What you need to know about teacher training courses
Becoming a teacher is one of the most rewarding careers you can pursue. Not only do teachers help students of all ages and at all levels get a valuable education, they can also inspire students to figure out and achieve their career and life goals.
Despite its rewards, being a teacher is not for everyone – it's a career that requires patience, flexibility and a passion for learning.
Becoming a Teacher
If you want to become a teacher, there are a number of teacher training program options available. General teaching programs typically prepare you to teach students age 12 and up. You'll need to have a credential in a particular subject, and you will have to complete a required number of education credits in a teacher training program. To teach in specialty programs, additional training and credentials may be necessary, such as early childhood education degrees or special education degrees.
The goal of teacher school is to ensure that graduates have the necessary skills for a teaching career, and especially that they are proficient in reading and writing, can lead a classroom, and are not only knowledgeable in their subject but can also effectively communicate that knowledge to students.
If you're not sure a traditional teaching school will work for you, online teacher training may be a good option. You'll have more flexibility in the timing of your courses and can work at your own pace, either faster or slower as necessary. Online teacher education is also a good option for current teachers who wish to upgrade their knowledge with teacher training courses.
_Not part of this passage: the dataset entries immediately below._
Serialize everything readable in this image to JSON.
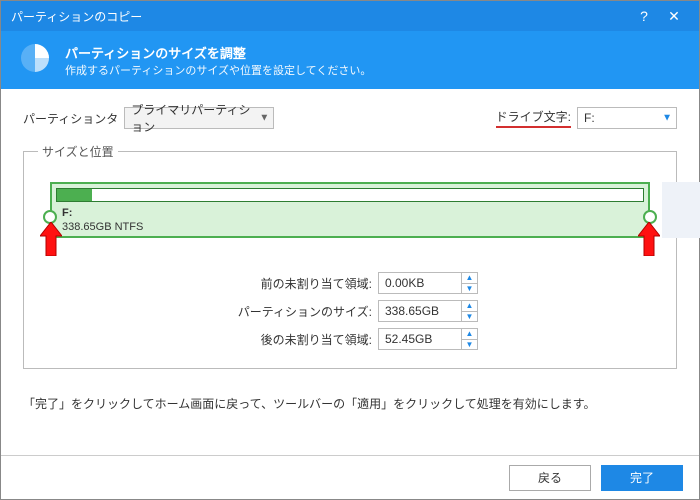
{
  "window": {
    "title": "パーティションのコピー"
  },
  "header": {
    "title": "パーティションのサイズを調整",
    "subtitle": "作成するパーティションのサイズや位置を設定してください。"
  },
  "labels": {
    "partition_type": "パーティションタ",
    "drive_letter": "ドライブ文字:",
    "fieldset": "サイズと位置",
    "unalloc_before": "前の未割り当て領域:",
    "partition_size": "パーティションのサイズ:",
    "unalloc_after": "後の未割り当て領域:"
  },
  "values": {
    "partition_type": "プライマリパーティション",
    "drive_letter": "F:",
    "bar_drive": "F:",
    "bar_info": "338.65GB NTFS",
    "unalloc_before": "0.00KB",
    "partition_size": "338.65GB",
    "unalloc_after": "52.45GB"
  },
  "hint": "「完了」をクリックしてホーム画面に戻って、ツールバーの「適用」をクリックして処理を有効にします。",
  "buttons": {
    "back": "戻る",
    "finish": "完了"
  }
}
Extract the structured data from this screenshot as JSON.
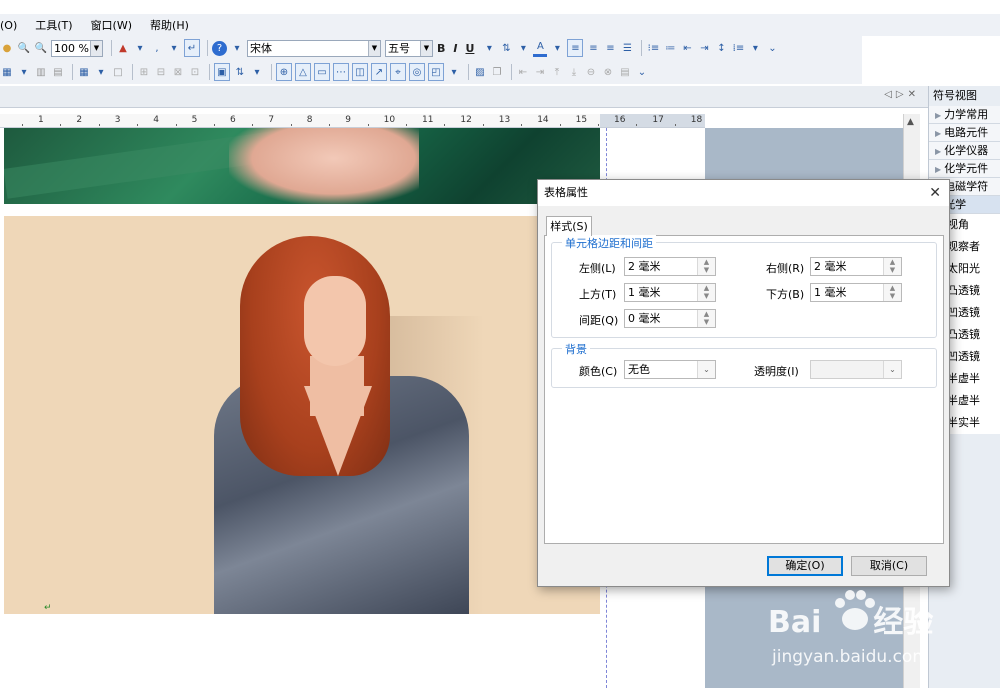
{
  "menu": [
    "(O)",
    "工具(T)",
    "窗口(W)",
    "帮助(H)"
  ],
  "toolbar": {
    "zoom": "100 %",
    "font_name": "宋体",
    "font_size": "五号",
    "bold": "B",
    "italic": "I",
    "underline": "U"
  },
  "ruler": {
    "ticks": [
      "1",
      "2",
      "3",
      "4",
      "5",
      "6",
      "7",
      "8",
      "9",
      "10",
      "11",
      "12",
      "13",
      "14",
      "15",
      "16",
      "17",
      "18"
    ]
  },
  "sidebar": {
    "title": "符号视图",
    "categories": [
      "力学常用",
      "电路元件",
      "化学仪器",
      "化学元件",
      "电磁学符",
      "光学"
    ],
    "open_category": "光学",
    "items": [
      "视角",
      "观察者",
      "太阳光",
      "凸透镜",
      "凹透镜",
      "凸透镜",
      "凹透镜",
      "半虚半",
      "半虚半",
      "半实半"
    ]
  },
  "dialog": {
    "title": "表格属性",
    "tab": "样式(S)",
    "group_margin": "单元格边距和间距",
    "left_label": "左侧(L)",
    "left_value": "2 毫米",
    "right_label": "右侧(R)",
    "right_value": "2 毫米",
    "top_label": "上方(T)",
    "top_value": "1 毫米",
    "bottom_label": "下方(B)",
    "bottom_value": "1 毫米",
    "spacing_label": "间距(Q)",
    "spacing_value": "0 毫米",
    "group_bg": "背景",
    "color_label": "颜色(C)",
    "color_value": "无色",
    "opacity_label": "透明度(I)",
    "opacity_value": "",
    "ok": "确定(O)",
    "cancel": "取消(C)"
  },
  "watermark": {
    "brand_a": "Bai",
    "brand_b": "经验",
    "site": "jingyan.baidu.com"
  }
}
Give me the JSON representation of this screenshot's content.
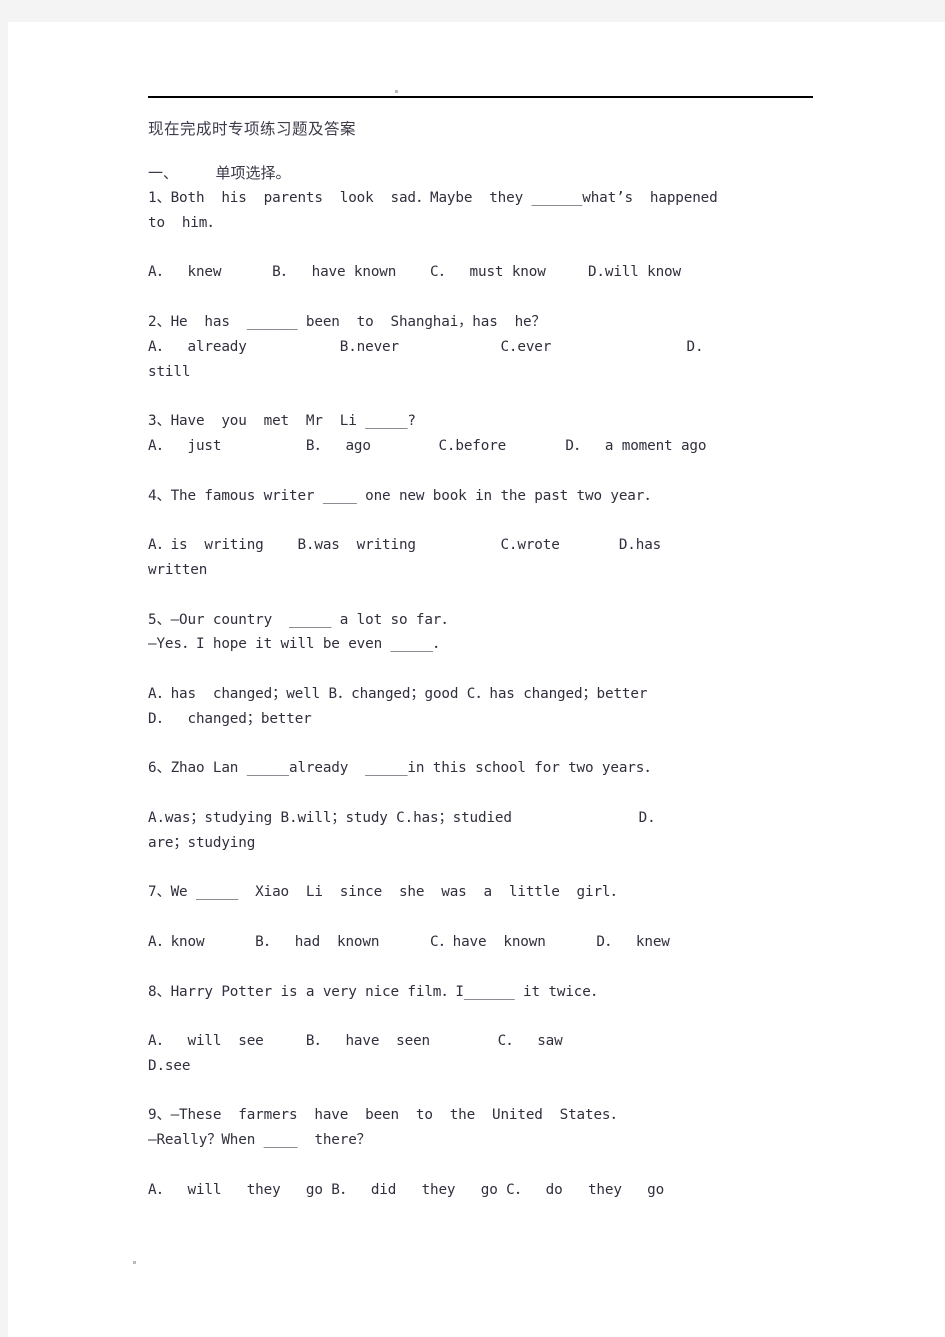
{
  "document": {
    "title": "现在完成时专项练习题及答案",
    "section_heading": "一、　　　单项选择。",
    "header_rule": true
  },
  "questions": [
    {
      "number": "1",
      "stem": "1、Both  his  parents  look  sad．Maybe  they ______what’s  happened\nto  him．",
      "options": "A．  knew      B．  have known    C．  must know     D.will know"
    },
    {
      "number": "2",
      "stem": "2、He  has  ______ been  to  Shanghai，has  he？",
      "options": "A．  already           B.never            C.ever                D.\nstill"
    },
    {
      "number": "3",
      "stem": "3、Have  you  met  Mr  Li _____?",
      "options": "A．  just          B．  ago        C.before       D．  a moment ago"
    },
    {
      "number": "4",
      "stem": "4、The famous writer ____ one new book in the past two year．",
      "options": "A．is  writing    B.was  writing          C.wrote       D.has\nwritten"
    },
    {
      "number": "5",
      "stem": "5、—Our country  _____ a lot so far．\n—Yes．I hope it will be even _____．",
      "options": "A．has  changed；well B．changed；good C．has changed；better\nD．  changed；better"
    },
    {
      "number": "6",
      "stem": "6、Zhao Lan _____already  _____in this school for two years．",
      "options": "A.was；studying B.will；study C.has；studied               D.\nare；studying"
    },
    {
      "number": "7",
      "stem": "7、We _____  Xiao  Li  since  she  was  a  little  girl．",
      "options": "A．know      B．  had  known      C．have  known      D．  knew"
    },
    {
      "number": "8",
      "stem": "8、Harry Potter is a very nice film．I______ it twice．",
      "options": "A．  will  see     B．  have  seen        C．  saw\nD.see"
    },
    {
      "number": "9",
      "stem": "9、—These  farmers  have  been  to  the  United  States．\n—Really？When ____  there？",
      "options": "A．  will   they   go B．  did   they   go C．  do   they   go"
    }
  ],
  "colors": {
    "page_background": "#ffffff",
    "gutter": "#f4f4f4",
    "rule": "#000000",
    "title_text": "#3b3b4a",
    "body_text": "#2f2f3d"
  }
}
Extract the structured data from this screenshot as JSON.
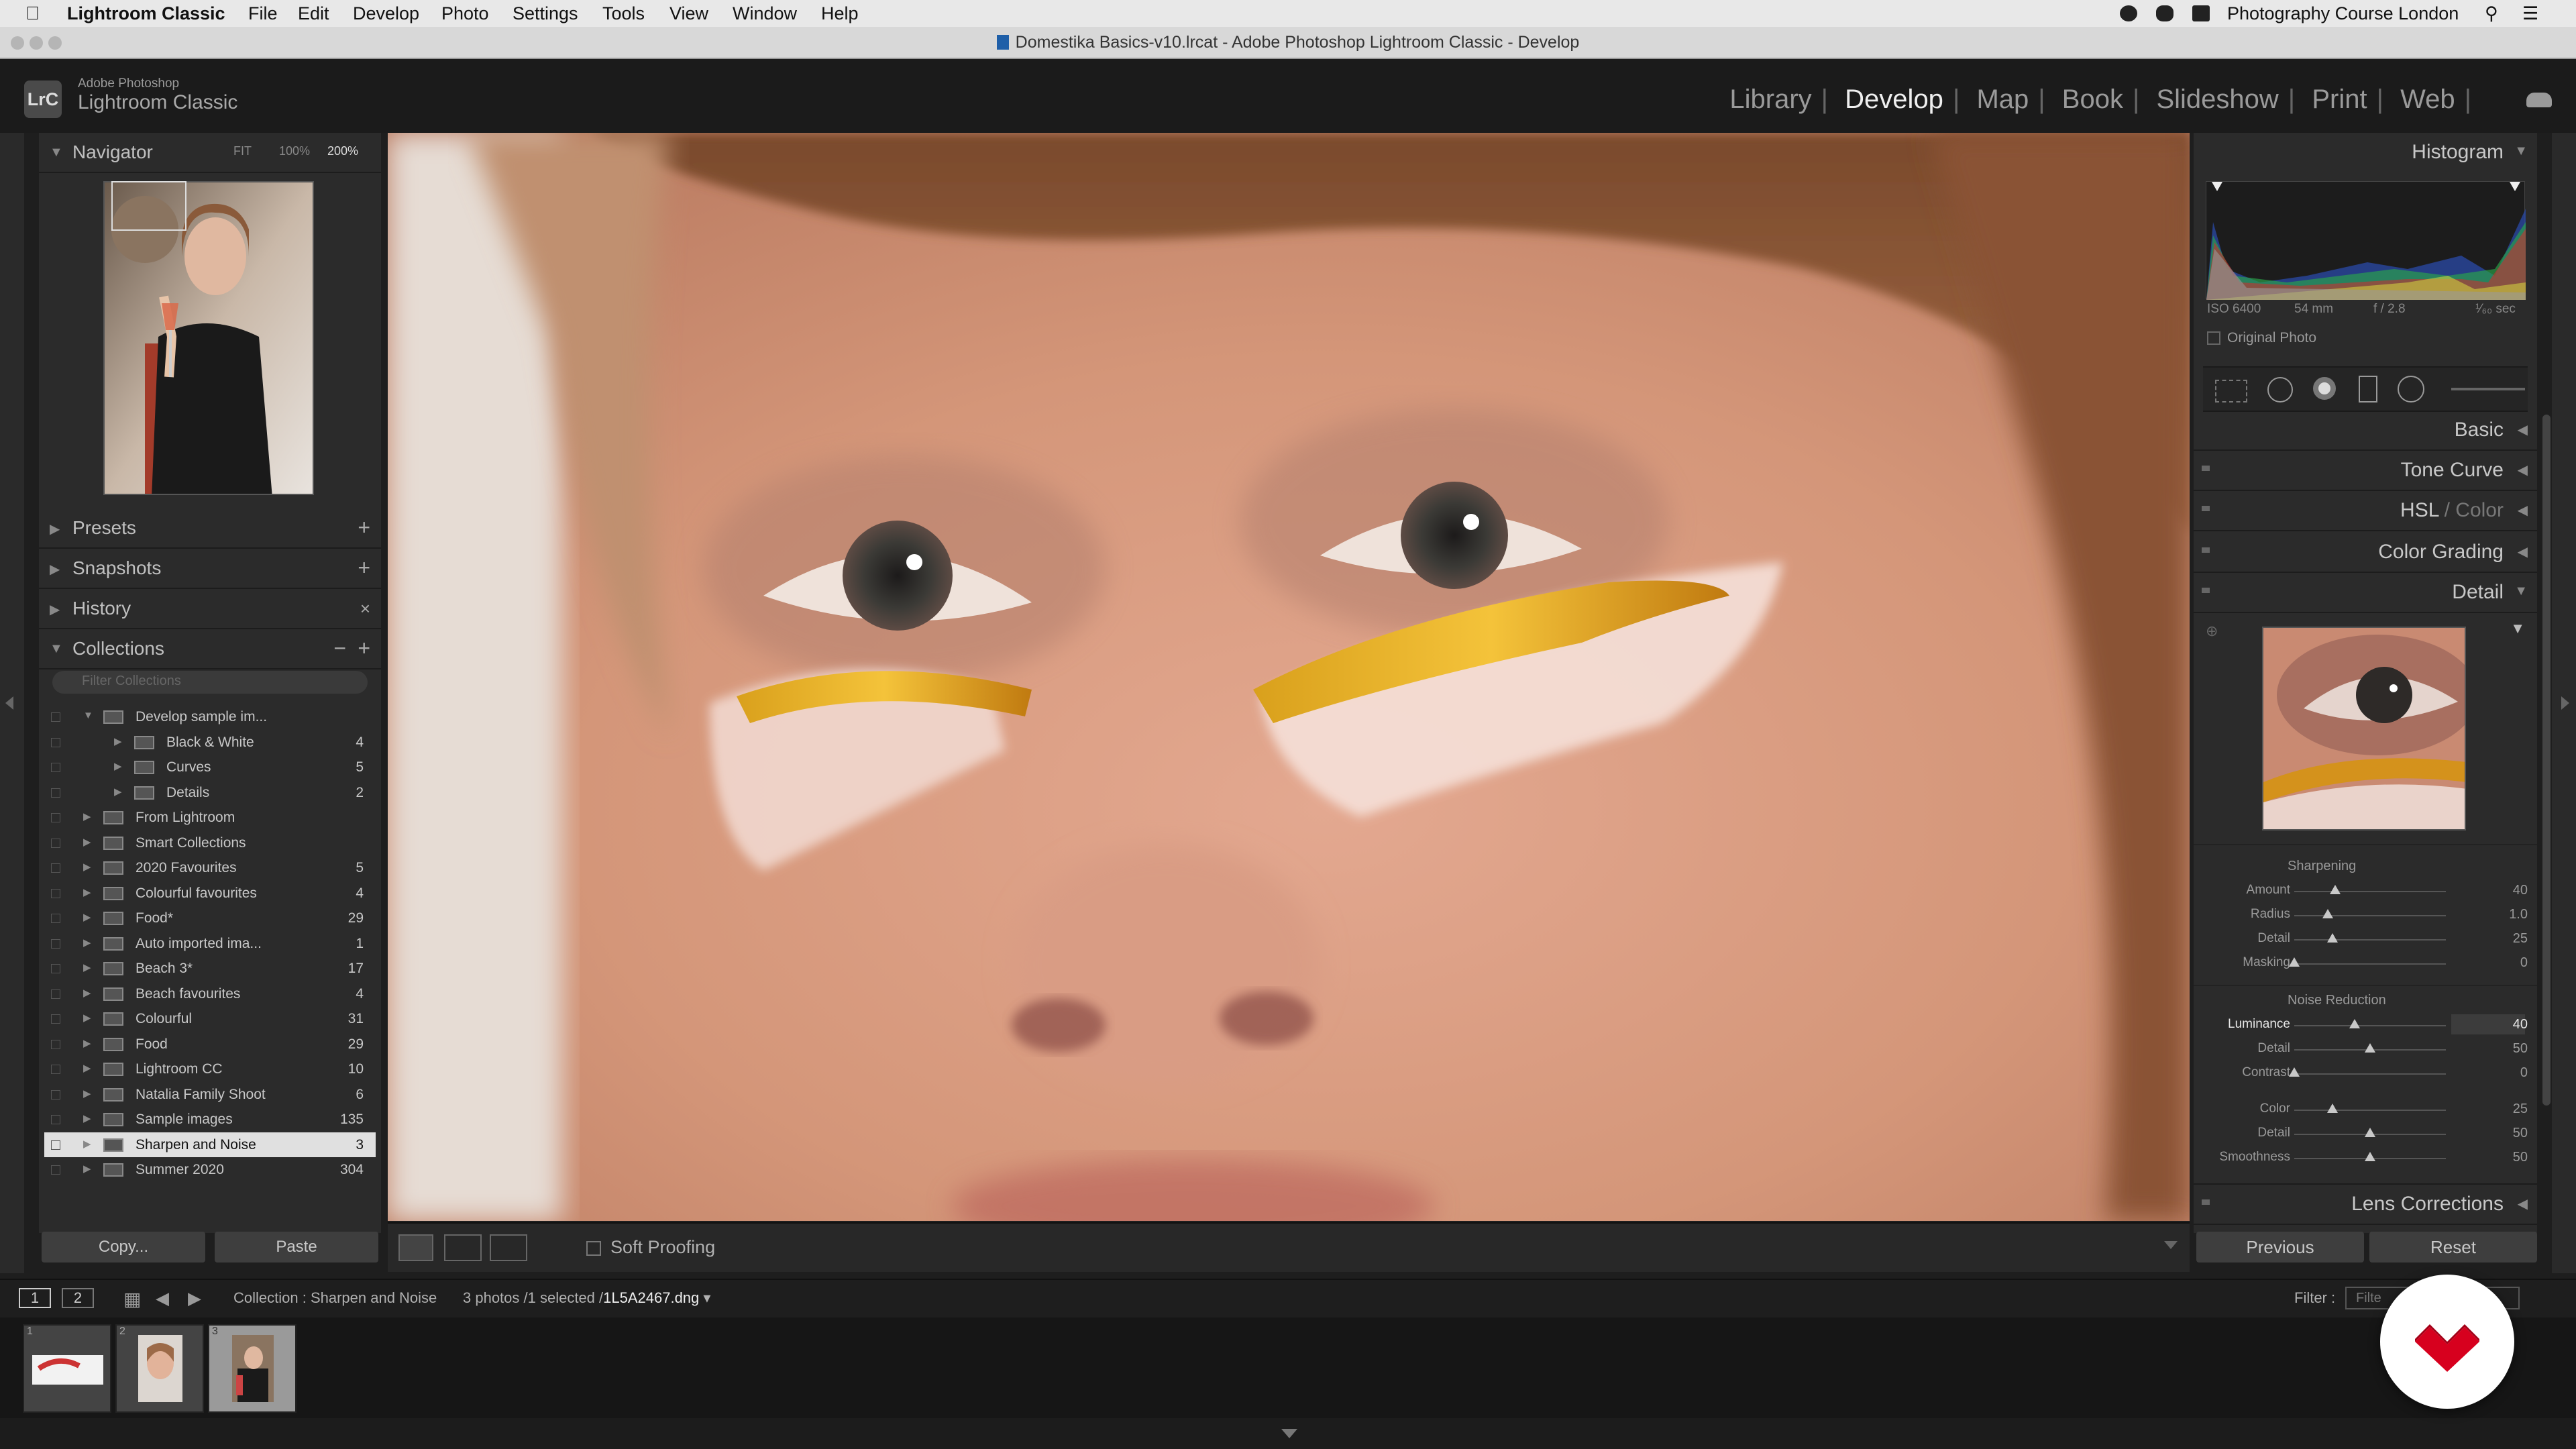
{
  "menubar": {
    "app_name": "Lightroom Classic",
    "items": [
      "File",
      "Edit",
      "Develop",
      "Photo",
      "Settings",
      "Tools",
      "View",
      "Window",
      "Help"
    ],
    "right_label": "Photography Course London"
  },
  "window": {
    "title": "Domestika Basics-v10.lrcat - Adobe Photoshop Lightroom Classic - Develop"
  },
  "brand": {
    "logo": "LrC",
    "small": "Adobe Photoshop",
    "name": "Lightroom Classic"
  },
  "modules": {
    "items": [
      "Library",
      "Develop",
      "Map",
      "Book",
      "Slideshow",
      "Print",
      "Web"
    ],
    "active": "Develop"
  },
  "left_panel": {
    "navigator": {
      "title": "Navigator",
      "zoom": [
        "FIT",
        "100%",
        "200%"
      ],
      "zoom_active": "200%"
    },
    "presets": "Presets",
    "snapshots": "Snapshots",
    "history": "History",
    "collections": {
      "title": "Collections",
      "filter_placeholder": "Filter Collections",
      "items": [
        {
          "name": "Develop sample im...",
          "count": "",
          "level": 0,
          "open": true
        },
        {
          "name": "Black & White",
          "count": "4",
          "level": 1
        },
        {
          "name": "Curves",
          "count": "5",
          "level": 1
        },
        {
          "name": "Details",
          "count": "2",
          "level": 1
        },
        {
          "name": "From Lightroom",
          "count": "",
          "level": 0
        },
        {
          "name": "Smart Collections",
          "count": "",
          "level": 0
        },
        {
          "name": "2020 Favourites",
          "count": "5",
          "level": 0
        },
        {
          "name": "Colourful favourites",
          "count": "4",
          "level": 0
        },
        {
          "name": "Food*",
          "count": "29",
          "level": 0
        },
        {
          "name": "Auto imported ima...",
          "count": "1",
          "level": 0
        },
        {
          "name": "Beach 3*",
          "count": "17",
          "level": 0
        },
        {
          "name": "Beach favourites",
          "count": "4",
          "level": 0
        },
        {
          "name": "Colourful",
          "count": "31",
          "level": 0
        },
        {
          "name": "Food",
          "count": "29",
          "level": 0
        },
        {
          "name": "Lightroom CC",
          "count": "10",
          "level": 0
        },
        {
          "name": "Natalia Family Shoot",
          "count": "6",
          "level": 0
        },
        {
          "name": "Sample images",
          "count": "135",
          "level": 0
        },
        {
          "name": "Sharpen and Noise",
          "count": "3",
          "level": 0,
          "selected": true
        },
        {
          "name": "Summer 2020",
          "count": "304",
          "level": 0
        }
      ]
    },
    "copy_label": "Copy...",
    "paste_label": "Paste"
  },
  "toolbar": {
    "soft_proofing": "Soft Proofing"
  },
  "right_panel": {
    "histogram": {
      "title": "Histogram",
      "iso": "ISO 6400",
      "focal": "54 mm",
      "aperture": "f / 2.8",
      "shutter": "¹⁄₆₀ sec",
      "original_photo": "Original Photo"
    },
    "sections": {
      "basic": "Basic",
      "tone_curve": "Tone Curve",
      "hsl": "HSL",
      "color": "Color",
      "color_grading": "Color Grading",
      "detail": "Detail",
      "lens_corrections": "Lens Corrections"
    },
    "sharpening": {
      "title": "Sharpening",
      "sliders": [
        {
          "label": "Amount",
          "value": "40",
          "pos": 0.27
        },
        {
          "label": "Radius",
          "value": "1.0",
          "pos": 0.22
        },
        {
          "label": "Detail",
          "value": "25",
          "pos": 0.25
        },
        {
          "label": "Masking",
          "value": "0",
          "pos": 0.0
        }
      ]
    },
    "noise_reduction": {
      "title": "Noise Reduction",
      "sliders": [
        {
          "label": "Luminance",
          "value": "40",
          "pos": 0.4,
          "active": true
        },
        {
          "label": "Detail",
          "value": "50",
          "pos": 0.5
        },
        {
          "label": "Contrast",
          "value": "0",
          "pos": 0.0
        },
        {
          "label": "Color",
          "value": "25",
          "pos": 0.25
        },
        {
          "label": "Detail",
          "value": "50",
          "pos": 0.5
        },
        {
          "label": "Smoothness",
          "value": "50",
          "pos": 0.5
        }
      ]
    },
    "previous_label": "Previous",
    "reset_label": "Reset"
  },
  "filmbar": {
    "page1": "1",
    "page2": "2",
    "collection": "Collection : Sharpen and Noise",
    "count": "3 photos /1 selected /",
    "file": "1L5A2467.dng",
    "filter_label": "Filter :",
    "filter_value": "Filte"
  },
  "filmstrip": {
    "numbers": [
      "1",
      "2",
      "3"
    ]
  },
  "colors": {
    "panel": "#2b2b2b",
    "background": "#1e1e1e",
    "text": "#b8b8b8",
    "domestika_red": "#d7001e"
  }
}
Once you have completed your teacher training, most states require that you complete a licensing exam in order to become a teacher. Some also require you to undergo a period of supervision before you can receive complete accreditation.
It can often be difficult to find a full-time position in teaching right after graduation. Many recent grads go through a period of substitute teaching or contract work before landing their first full-time position. For some teaching jobs, it is simply a matter of specialty – for example, there may be a period of time where there is a shortage of math teachers, but an abundance of English teachers.